I guess one little perk of our Covid-19 isolation is that there was less sport and road trauma related concussion injuries???

It’s still a very important to understand and discuss concussion so here we go…

Chalk drawing of human brain with inscription concussion

So what is a concussion?

A concussion is a traumatic brain injury that is caused by force either directly to the head (think a football collision) or an impact to another area of the body which transmits a force to the head (think car crash with whiplash of the head and neck).

Multiple concussions, especially in people under 18 years old, is linked to many mental health conditions in the future such as depression, anxiety and anger management issues; and research has shown a link with suicide around middle age. This is why it’s so important to diagnose and manage a concussion well.

How to recognise a concussion?

These lists will be super handy for anyone playing sports, being a team manager, coach or sports trainer; anyone with kids…

Keep in mind that symptom onset can be delayed and that it can be quite common!

Clear signs include:

  • Loss of consciousness
  • No protective action taken by athlete before hitting the ground
  • Seizure
  • Confusion/ disorientation
  • Balance disturbances or impaired coordination
  • Dazed/ blank stare
  • Behaviour change that is unusual for athlete

Possible subtle symptoms include:

  • Headaches
  • Patient “doesn’t feel right”, OR “pressure feeling in head”, OR feeling like they’re “in a fog”
  • Difficulty concentrating or remembering
  • Neck pain
  • Nausea and vomiting
  • Experiencing fatigue, drowsiness
  • Dizziness
  • Confusion
  • Blurred vision
  • Light or noise sensitivity
  • More emotional; anxiety, stress, irritability

What to do if you suspect a concussion?

  • First aid principles still apply
  • Neck injuries should be suspected if; there’s any loss of consciousness, neck pain, or traumatic mechanism that could lead to spinal injury.
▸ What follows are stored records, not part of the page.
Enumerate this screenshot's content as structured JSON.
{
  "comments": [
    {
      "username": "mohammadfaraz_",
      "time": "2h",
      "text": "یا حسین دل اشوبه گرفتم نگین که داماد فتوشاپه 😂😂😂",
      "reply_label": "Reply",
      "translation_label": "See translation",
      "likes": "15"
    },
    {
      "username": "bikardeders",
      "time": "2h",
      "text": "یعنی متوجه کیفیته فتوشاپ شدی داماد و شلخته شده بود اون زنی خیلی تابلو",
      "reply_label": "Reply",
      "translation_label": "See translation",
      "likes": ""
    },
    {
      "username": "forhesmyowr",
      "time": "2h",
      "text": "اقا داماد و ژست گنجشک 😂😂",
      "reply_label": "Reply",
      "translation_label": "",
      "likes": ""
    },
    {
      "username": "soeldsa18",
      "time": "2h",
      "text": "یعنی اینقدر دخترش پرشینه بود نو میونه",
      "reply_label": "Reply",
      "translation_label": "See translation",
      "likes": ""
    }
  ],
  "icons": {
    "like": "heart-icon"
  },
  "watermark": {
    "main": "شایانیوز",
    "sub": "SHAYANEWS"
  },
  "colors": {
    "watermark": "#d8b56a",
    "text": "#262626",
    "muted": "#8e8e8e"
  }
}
In this case use a hard collar until injury is ruled out (but only if you are trained to do so!)
  • DO NOT return to the game until cleared by medical professional (this includes on the day of the traumatic event)
  • Referral to medical professional or immediate dispatch to emergency department
  • Players should not be left alone for at least the first 2 hours after the impact

When to go to the hospital?

  • Neck pain
  • Increasing confusion, agitation or irritability
  • Repeated vomiting
  • Seizures or convulsions
  • Weakness, tingling or burning in the arms/ legs
  • Deteriorating conscious state
  • Severe or increasing headache
  • Unusual behaviour change
  • Double vision


  • Observation and testing by a health professional. There are some screening questionnaires your health professional may conduct on your to determine the severity and the best course of action for your concussion. This is often then repeated to show your progress over time. As mentioned above, the severity of your symptoms may require you to present to the emergency department for observation.
  • Rest! This includes both physical and mental rest so not only will you need time off your chosen physical activities or sport but you will likely need to take it easy for your work or study too.
  • Pain relief as needed. This can be helpful for the headache that can result from the traumatic impact that caused your symptoms.

If the player is under 18, there is evidence to suggest a slower rate of recovery. A more conservative approach is recommended so that the child does not return to contact/collision activities less than 14 days from resolution of all symptoms.

How can your osteo help?

Obviously concussions are not one of the injuries that are in our wheelhouse. BUT … if you have an osteopath that you see regularly, we will keep a record of your concussion history and help you manage the symptoms and return to your sport of choice. We can also obviously help with any neck or back pain or stiffness that arises from the trauma that caused the concussion (after allowing the concussion symptoms to settle and ensuring no underlying damage to the brain of course).

If you have a history of multiple concussions, especially in an under 18 player, it is important to have a health professional that you report each and every concussion incident to, no matter how mild you think it may be. The more concussions you have the slower the recovery time, just like it is if you strain your hammy multiple times, someone needs to help you monitor and manage that so whether it is us or your GP or another health professional is fine but you need to keep updating one of us. Promise? Good!!

Side note: Have you seen the 2015 Will Smith movie called ‘Concussion’, very eye opening!